What is required:
Search the material below for the word "digit". Copy every line where it is found.

Task input:
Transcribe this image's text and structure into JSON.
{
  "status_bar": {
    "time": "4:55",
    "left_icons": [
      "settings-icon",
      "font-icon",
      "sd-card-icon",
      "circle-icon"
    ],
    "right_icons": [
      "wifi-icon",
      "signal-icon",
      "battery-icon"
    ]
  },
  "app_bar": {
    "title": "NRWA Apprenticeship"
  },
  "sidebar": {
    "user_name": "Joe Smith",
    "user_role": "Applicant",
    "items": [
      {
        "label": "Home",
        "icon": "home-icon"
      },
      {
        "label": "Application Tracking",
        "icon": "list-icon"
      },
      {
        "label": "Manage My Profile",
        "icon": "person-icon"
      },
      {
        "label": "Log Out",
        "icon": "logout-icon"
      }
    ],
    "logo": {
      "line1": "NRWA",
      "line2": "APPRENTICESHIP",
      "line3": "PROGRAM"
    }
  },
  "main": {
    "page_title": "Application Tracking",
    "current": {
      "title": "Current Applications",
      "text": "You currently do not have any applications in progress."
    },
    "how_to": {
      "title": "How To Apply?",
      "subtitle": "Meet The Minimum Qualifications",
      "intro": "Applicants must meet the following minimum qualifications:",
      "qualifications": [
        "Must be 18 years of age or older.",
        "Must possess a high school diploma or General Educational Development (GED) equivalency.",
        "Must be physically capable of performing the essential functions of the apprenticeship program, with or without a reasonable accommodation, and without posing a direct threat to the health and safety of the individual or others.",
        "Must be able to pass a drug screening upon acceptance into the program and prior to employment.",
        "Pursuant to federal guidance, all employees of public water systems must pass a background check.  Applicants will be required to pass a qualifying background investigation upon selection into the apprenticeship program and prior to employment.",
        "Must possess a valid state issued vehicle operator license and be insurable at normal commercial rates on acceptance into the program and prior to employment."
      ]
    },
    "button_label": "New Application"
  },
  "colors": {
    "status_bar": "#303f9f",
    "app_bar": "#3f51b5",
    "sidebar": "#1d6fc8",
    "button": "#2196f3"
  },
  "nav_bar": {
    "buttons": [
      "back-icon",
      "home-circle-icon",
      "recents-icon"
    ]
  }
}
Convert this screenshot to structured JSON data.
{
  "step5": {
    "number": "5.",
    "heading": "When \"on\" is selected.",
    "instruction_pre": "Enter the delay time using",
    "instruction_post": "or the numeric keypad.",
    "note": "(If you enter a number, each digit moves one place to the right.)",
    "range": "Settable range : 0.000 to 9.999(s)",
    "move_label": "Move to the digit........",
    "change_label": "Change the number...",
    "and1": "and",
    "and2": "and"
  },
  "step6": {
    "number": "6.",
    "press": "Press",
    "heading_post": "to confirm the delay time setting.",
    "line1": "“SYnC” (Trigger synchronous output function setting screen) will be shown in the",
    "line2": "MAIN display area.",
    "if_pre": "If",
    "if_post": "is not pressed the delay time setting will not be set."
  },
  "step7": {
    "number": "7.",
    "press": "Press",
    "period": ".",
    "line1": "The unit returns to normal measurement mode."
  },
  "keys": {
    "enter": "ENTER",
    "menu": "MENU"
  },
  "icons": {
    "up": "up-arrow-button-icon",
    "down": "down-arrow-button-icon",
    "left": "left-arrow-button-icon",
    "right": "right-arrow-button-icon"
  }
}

Written solution:
    "note": "(If you enter a number, each digit moves one place to the right.)",
    "move_label": "Move to the digit........",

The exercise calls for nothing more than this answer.